▸ **What you should do**: Write out the material below exactly, with no line missing.

▸ **Available data**:
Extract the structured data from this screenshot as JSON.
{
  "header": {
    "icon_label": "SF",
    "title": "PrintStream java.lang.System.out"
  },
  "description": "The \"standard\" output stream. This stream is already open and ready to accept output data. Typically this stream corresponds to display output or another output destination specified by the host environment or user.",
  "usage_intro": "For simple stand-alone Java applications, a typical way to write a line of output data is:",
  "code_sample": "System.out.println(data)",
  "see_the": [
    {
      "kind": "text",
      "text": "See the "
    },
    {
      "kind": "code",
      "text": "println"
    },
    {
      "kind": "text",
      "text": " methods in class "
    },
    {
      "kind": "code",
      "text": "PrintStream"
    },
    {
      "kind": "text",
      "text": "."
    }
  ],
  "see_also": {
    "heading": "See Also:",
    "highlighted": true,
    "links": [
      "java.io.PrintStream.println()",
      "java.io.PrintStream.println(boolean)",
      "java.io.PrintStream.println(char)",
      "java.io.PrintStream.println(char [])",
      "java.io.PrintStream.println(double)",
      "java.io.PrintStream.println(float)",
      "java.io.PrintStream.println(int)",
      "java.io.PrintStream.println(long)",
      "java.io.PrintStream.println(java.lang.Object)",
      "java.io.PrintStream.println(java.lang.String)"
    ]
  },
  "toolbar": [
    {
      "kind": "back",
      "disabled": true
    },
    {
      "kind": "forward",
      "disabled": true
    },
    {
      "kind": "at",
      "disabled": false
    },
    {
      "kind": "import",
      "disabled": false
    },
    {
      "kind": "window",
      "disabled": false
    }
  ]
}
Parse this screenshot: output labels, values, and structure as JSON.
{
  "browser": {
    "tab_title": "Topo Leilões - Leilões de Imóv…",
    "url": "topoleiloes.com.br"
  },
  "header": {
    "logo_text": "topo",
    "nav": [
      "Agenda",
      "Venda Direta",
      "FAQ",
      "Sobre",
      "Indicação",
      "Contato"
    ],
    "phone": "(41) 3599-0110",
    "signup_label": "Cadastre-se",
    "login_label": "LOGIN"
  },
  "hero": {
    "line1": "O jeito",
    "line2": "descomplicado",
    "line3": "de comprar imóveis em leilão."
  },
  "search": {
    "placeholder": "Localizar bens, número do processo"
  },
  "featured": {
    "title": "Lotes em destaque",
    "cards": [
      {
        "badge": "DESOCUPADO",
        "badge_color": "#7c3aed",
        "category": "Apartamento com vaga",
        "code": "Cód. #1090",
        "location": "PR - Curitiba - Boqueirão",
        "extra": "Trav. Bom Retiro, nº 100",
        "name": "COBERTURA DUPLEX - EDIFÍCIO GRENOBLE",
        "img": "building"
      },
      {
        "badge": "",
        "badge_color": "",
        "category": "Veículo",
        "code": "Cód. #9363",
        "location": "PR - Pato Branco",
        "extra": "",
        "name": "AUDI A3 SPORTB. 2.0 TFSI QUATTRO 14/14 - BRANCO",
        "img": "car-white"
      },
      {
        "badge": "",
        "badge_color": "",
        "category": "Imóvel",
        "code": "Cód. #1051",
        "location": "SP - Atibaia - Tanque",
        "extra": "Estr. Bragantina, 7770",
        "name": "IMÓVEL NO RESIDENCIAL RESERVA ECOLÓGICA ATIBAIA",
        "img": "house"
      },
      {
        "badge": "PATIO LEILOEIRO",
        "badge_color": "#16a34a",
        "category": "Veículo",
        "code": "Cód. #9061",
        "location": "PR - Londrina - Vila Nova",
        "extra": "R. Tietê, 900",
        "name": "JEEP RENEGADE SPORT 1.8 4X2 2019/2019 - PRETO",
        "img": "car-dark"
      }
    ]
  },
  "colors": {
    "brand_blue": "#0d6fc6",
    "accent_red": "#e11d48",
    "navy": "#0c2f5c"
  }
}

▸ **Answer to this problem**:
Extract the structured data from this screenshot as JSON.
{
  "header": {
    "icon_label": "SF",
    "title": "PrintStream java.lang.System.out"
  },
  "description": "The \"standard\" output stream. This stream is already open and ready to accept output data. Typically this stream corresponds to display output or another output destination specified by the host environment or user.",
  "usage_intro": "For simple stand-alone Java applications, a typical way to write a line of output data is:",
  "code_sample": "System.out.println(data)",
  "see_the": [
    {
      "kind": "text",
      "text": "See the "
    },
    {
      "kind": "code",
      "text": "println"
    },
    {
      "kind": "text",
      "text": " methods in class "
    },
    {
      "kind": "code",
      "text": "PrintStream"
    },
    {
      "kind": "text",
      "text": "."
    }
  ],
  "see_also": {
    "heading": "See Also:",
    "highlighted": true,
    "links": [
      "java.io.PrintStream.println()",
      "java.io.PrintStream.println(boolean)",
      "java.io.PrintStream.println(char)",
      "java.io.PrintStream.println(char [])",
      "java.io.PrintStream.println(double)",
      "java.io.PrintStream.println(float)",
      "java.io.PrintStream.println(int)",
      "java.io.PrintStream.println(long)",
      "java.io.PrintStream.println(java.lang.Object)",
      "java.io.PrintStream.println(java.lang.String)"
    ]
  },
  "toolbar": [
    {
      "kind": "back",
      "disabled": true
    },
    {
      "kind": "forward",
      "disabled": true
    },
    {
      "kind": "at",
      "disabled": false
    },
    {
      "kind": "import",
      "disabled": false
    },
    {
      "kind": "window",
      "disabled": false
    }
  ]
}
Parse this screenshot: output labels, values, and structure as JSON.
{
  "browser": {
    "tab_title": "Topo Leilões - Leilões de Imóv…",
    "url": "topoleiloes.com.br"
  },
  "header": {
    "logo_text": "topo",
    "nav": [
      "Agenda",
      "Venda Direta",
      "FAQ",
      "Sobre",
      "Indicação",
      "Contato"
    ],
    "phone": "(41) 3599-0110",
    "signup_label": "Cadastre-se",
    "login_label": "LOGIN"
  },
  "hero": {
    "line1": "O jeito",
    "line2": "descomplicado",
    "line3": "de comprar imóveis em leilão."
  },
  "search": {
    "placeholder": "Localizar bens, número do processo"
  },
  "featured": {
    "title": "Lotes em destaque",
    "cards": [
      {
        "badge": "DESOCUPADO",
        "badge_color": "#7c3aed",
        "category": "Apartamento com vaga",
        "code": "Cód. #1090",
        "location": "PR - Curitiba - Boqueirão",
        "extra": "Trav. Bom Retiro, nº 100",
        "name": "COBERTURA DUPLEX - EDIFÍCIO GRENOBLE",
        "img": "building"
      },
      {
        "badge": "",
        "badge_color": "",
        "category": "Veículo",
        "code": "Cód. #9363",
        "location": "PR - Pato Branco",
        "extra": "",
        "name": "AUDI A3 SPORTB. 2.0 TFSI QUATTRO 14/14 - BRANCO",
        "img": "car-white"
      },
      {
        "badge": "",
        "badge_color": "",
        "category": "Imóvel",
        "code": "Cód. #1051",
        "location": "SP - Atibaia - Tanque",
        "extra": "Estr. Bragantina, 7770",
        "name": "IMÓVEL NO RESIDENCIAL RESERVA ECOLÓGICA ATIBAIA",
        "img": "house"
      },
      {
        "badge": "PATIO LEILOEIRO",
        "badge_color": "#16a34a",
        "category": "Veículo",
        "code": "Cód. #9061",
        "location": "PR - Londrina - Vila Nova",
        "extra": "R. Tietê, 900",
        "name": "JEEP RENEGADE SPORT 1.8 4X2 2019/2019 - PRETO",
        "img": "car-dark"
      }
    ]
  },
  "colors": {
    "brand_blue": "#0d6fc6",
    "accent_red": "#e11d48",
    "navy": "#0c2f5c"
  }
}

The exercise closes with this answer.